I think every runner has felt it to some degree.
It ranges from the physical fear that grabs at the throat every time I choose my start position at a 5K race to the 16 weeks of psychological terror that punctuated the phrase, "I just signed up for my first marathon....what if (fill in the blank, there are a lot of blanks to choose from here) ."
In general though, I don't suffer from those forms of fear any more. Well, maybe a little, but at least the 5K fear is fleeting. Now that I have four marathons under my feet, the first time marathon fear has been replaced by something stronger. This new fear is potent.

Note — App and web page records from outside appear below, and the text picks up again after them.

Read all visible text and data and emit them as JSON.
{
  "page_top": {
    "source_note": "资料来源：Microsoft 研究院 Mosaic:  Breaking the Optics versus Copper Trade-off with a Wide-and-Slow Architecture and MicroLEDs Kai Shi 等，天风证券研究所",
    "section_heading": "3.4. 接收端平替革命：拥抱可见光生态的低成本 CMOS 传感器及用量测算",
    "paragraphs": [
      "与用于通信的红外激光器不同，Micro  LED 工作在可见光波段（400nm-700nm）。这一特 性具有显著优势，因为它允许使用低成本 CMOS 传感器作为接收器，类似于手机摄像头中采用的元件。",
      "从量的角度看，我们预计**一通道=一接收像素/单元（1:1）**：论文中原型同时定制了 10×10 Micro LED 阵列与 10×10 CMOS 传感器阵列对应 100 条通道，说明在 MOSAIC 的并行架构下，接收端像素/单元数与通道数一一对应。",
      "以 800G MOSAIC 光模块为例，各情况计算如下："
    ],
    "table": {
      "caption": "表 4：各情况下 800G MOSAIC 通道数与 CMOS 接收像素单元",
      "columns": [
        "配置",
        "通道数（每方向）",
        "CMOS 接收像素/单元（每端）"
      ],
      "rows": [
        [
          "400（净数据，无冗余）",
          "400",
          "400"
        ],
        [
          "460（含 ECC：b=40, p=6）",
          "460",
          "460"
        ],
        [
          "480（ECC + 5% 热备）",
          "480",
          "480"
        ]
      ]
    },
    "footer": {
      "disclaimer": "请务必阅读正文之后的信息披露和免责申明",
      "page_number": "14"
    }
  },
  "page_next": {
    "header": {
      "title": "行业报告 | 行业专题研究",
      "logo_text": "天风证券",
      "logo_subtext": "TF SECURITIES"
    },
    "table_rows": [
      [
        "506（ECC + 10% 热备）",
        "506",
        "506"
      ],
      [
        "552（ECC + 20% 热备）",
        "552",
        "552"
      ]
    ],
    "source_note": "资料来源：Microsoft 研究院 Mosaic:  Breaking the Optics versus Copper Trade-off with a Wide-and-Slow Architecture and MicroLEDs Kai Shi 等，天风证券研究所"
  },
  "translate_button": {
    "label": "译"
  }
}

I first tasted it after the Richmond Marathon '11, and it burned a hot path as it traveled to the pit of my stomach. I quickly learned that too much at once can render me senseless, and the hangover the next day is nothing to joke about.

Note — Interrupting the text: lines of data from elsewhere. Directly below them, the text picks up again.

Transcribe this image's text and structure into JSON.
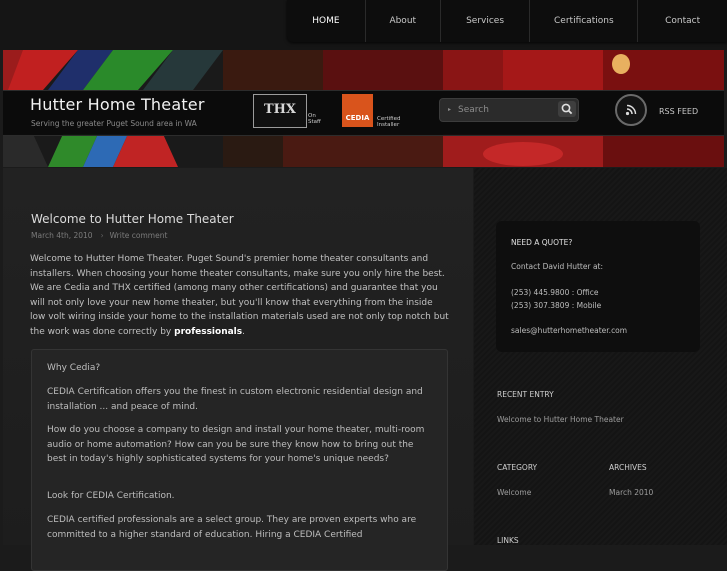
{
  "nav": {
    "items": [
      {
        "label": "HOME",
        "active": true
      },
      {
        "label": "About",
        "active": false
      },
      {
        "label": "Services",
        "active": false
      },
      {
        "label": "Certifications",
        "active": false
      },
      {
        "label": "Contact",
        "active": false
      }
    ]
  },
  "header": {
    "title": "Hutter Home Theater",
    "tagline": "Serving the greater Puget Sound area in WA",
    "thx": {
      "logo_text": "THX",
      "note_line1": "On",
      "note_line2": "Staff"
    },
    "cedia": {
      "logo_text": "CEDIA",
      "note_line1": "Certified",
      "note_line2": "Installer",
      "color": "#d9541c"
    },
    "search": {
      "placeholder": "Search"
    },
    "rss_label": "RSS FEED"
  },
  "post": {
    "title": "Welcome to Hutter Home Theater",
    "date": "March 4th, 2010",
    "comment_link": "Write comment",
    "intro_text": "Welcome to Hutter Home Theater. Puget Sound's premier home theater consultants and installers. When choosing your home theater consultants, make sure you only hire the best.  We are Cedia and THX certified (among many other certifications) and guarantee that you will not only love your new home theater, but you'll know that everything from the inside low volt wiring inside your home to the installation materials used are not only top notch but the work was done correctly by ",
    "intro_bold": "professionals",
    "intro_end": ".",
    "quote": {
      "heading": "Why Cedia?",
      "p1": "CEDIA Certification offers you the finest in custom electronic residential design and installation ... and peace of mind.",
      "p2": "How do you choose a company to design and install your home theater, multi-room audio or home automation? How can you be sure they know how to bring out the best in today's highly sophisticated systems for your home's unique needs?",
      "p3": "Look for CEDIA Certification.",
      "p4": "CEDIA certified professionals are a select group. They are proven experts who are committed to a higher standard of education. Hiring a CEDIA Certified"
    }
  },
  "sidebar": {
    "quote_box": {
      "title": "NEED A QUOTE?",
      "contact": "Contact David Hutter at:",
      "phone_office": "(253) 445.9800 : Office",
      "phone_mobile": "(253) 307.3809 : Mobile",
      "email": "sales@hutterhometheater.com"
    },
    "recent_heading": "RECENT ENTRY",
    "recent_link": "Welcome to Hutter Home Theater",
    "category_heading": "CATEGORY",
    "category_link": "Welcome",
    "archives_heading": "ARCHIVES",
    "archives_link": "March 2010",
    "links_heading": "LINKS"
  }
}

It's not really fear of failure, because I don't wonder if I can finish. I don't question if I can get through the race... I know I can. I know that experience has taught me that I can get my sorry a** across the finish line of a marathon with a flu-like virus. If there was an opportunity for "traditional failure" it was there, right?

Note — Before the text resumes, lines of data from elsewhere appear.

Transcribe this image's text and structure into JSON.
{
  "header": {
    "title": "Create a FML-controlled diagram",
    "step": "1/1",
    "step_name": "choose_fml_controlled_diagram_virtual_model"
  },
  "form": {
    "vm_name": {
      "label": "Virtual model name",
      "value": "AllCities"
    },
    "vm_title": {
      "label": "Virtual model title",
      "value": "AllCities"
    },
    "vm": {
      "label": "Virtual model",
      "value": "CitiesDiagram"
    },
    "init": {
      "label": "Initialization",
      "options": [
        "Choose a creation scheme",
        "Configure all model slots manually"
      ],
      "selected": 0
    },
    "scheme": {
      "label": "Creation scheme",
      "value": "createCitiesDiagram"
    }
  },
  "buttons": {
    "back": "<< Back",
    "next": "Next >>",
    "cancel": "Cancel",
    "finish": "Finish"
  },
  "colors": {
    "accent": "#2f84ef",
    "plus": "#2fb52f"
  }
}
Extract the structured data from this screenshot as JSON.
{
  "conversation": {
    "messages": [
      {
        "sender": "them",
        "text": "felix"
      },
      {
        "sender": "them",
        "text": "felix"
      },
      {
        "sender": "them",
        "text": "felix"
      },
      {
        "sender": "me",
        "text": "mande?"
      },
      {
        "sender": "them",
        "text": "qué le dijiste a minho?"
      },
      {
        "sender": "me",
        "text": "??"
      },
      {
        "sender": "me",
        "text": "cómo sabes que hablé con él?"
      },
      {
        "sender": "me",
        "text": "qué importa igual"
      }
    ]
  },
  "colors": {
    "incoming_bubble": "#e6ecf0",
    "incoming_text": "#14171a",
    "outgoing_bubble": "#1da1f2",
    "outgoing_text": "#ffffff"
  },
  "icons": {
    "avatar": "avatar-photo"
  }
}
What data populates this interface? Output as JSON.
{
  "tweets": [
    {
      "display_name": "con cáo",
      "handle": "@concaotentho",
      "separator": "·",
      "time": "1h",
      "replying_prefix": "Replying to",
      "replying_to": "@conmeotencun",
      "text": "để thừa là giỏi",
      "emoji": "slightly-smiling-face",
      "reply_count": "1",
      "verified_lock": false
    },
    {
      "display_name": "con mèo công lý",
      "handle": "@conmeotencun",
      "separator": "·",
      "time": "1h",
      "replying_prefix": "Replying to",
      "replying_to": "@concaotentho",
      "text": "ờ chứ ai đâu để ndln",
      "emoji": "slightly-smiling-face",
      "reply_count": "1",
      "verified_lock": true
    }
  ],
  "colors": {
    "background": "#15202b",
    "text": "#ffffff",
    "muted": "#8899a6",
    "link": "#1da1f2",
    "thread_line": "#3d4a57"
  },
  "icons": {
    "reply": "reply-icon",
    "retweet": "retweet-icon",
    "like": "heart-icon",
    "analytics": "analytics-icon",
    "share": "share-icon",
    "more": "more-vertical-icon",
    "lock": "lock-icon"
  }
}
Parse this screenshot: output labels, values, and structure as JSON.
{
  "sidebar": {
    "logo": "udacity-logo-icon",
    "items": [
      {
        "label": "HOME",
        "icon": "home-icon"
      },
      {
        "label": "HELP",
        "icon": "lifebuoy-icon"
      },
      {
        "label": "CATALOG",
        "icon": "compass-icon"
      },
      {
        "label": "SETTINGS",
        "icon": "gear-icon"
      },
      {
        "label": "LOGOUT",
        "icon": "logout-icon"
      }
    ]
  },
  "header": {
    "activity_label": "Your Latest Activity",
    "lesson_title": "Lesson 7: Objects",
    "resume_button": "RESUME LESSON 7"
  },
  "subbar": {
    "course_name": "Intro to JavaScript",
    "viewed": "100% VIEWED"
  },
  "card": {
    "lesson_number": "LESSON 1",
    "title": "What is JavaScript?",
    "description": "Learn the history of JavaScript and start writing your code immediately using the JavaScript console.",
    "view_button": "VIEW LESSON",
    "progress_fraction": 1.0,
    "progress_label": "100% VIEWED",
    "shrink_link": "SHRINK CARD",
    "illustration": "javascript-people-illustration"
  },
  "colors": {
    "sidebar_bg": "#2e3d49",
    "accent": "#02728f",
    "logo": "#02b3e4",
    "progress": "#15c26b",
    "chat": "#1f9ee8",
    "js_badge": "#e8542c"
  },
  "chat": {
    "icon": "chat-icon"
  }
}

No, failure isn't the fear.
I am far more afraid of sucking.
I have F.O.S... aka, fear of sucking.
|"Try not to suck"|
(a sign on the RVA Marathon course)
After sucking at the Richmond Marathon... I thought... well for a few minutes there, I thought I might not be a runner. Shut the front door.
Nina Rosenstand, an ethicist I'd never heard of until Ethics a few semesters ago, said, "Courage is not the absence of fear, rather it is the appropriate response to fear."
I think the news here is that I get to say I'm either courageous ... or stupid. You see, I suffered from bone jarring fear in the four weeks between the two marathons. I felt it on every run, whether it was four miles or fourteen.
This was fear that made me nauseous. Fear that stopped me mid sentence. Fear that I could not ignore and yet I pretended did not exist.
This was the kind of fear I feared acknowledging.
In a lot of respects I live with the idea that if you acknowledge something, it can take the power away. Like, admitting to a boy you have a crush on him is sometimes the easiest way to "get over him", or starting a public speaking engagement with, "Wow, this is a really intense crowd, I'm a little nervous" can pop the cork and release the tension of the moment.
Sometimes though, "speaking evil makes it stronger". I mean seriously, if you learned NOTHING from Harry Potter, surely you learned this.
My main fear going into RBm was centered around the idea that if I failed, I had no one to blame but myself. At RVA I had a virus that knocked me down for days. At RBm, if I sucked, it was all on me.
me, and no one else.
I would have to claim responsibility for my OWN sucking if I sucked.
Of course, that thought is a bad one. Then the pressure the fear grows to another level... and includes embarrassment. People will know I just plain old suck at this... And won't they wonder why in the world I'm doing this if I suck so badly?
Moreover, if I suck, how could I possibly find the courage to try again? 26.2 miles isn't easy. It hurts a lot, and it's more of a mind f*#k that you could possibly know. Why does someone who sucks put themselves through this? There are plenty of other things I could be doing with my time...
...shuffle board anyone?
I did not suck at Rehoboth Beach Marathon. I wasn't epic, but I didn't suck. I was happy with my plan, and I executed it the way I envisioned. Within reason. ~shower~
I wish I could say that the Fear of Sucking was completely extinguished by my success in Rehoboth Beach DE. That it was left behind on the beautiful tree lined path, or had blown away in the gusts that whistled through Henlopen State Park.
I can't though. It's still there.
However, today the appropriate response to that fear is to look ahead with confidence. To keep training, and to set goals that skirt the edge of my abilities.
Because if there's one thing I am, it's courageous.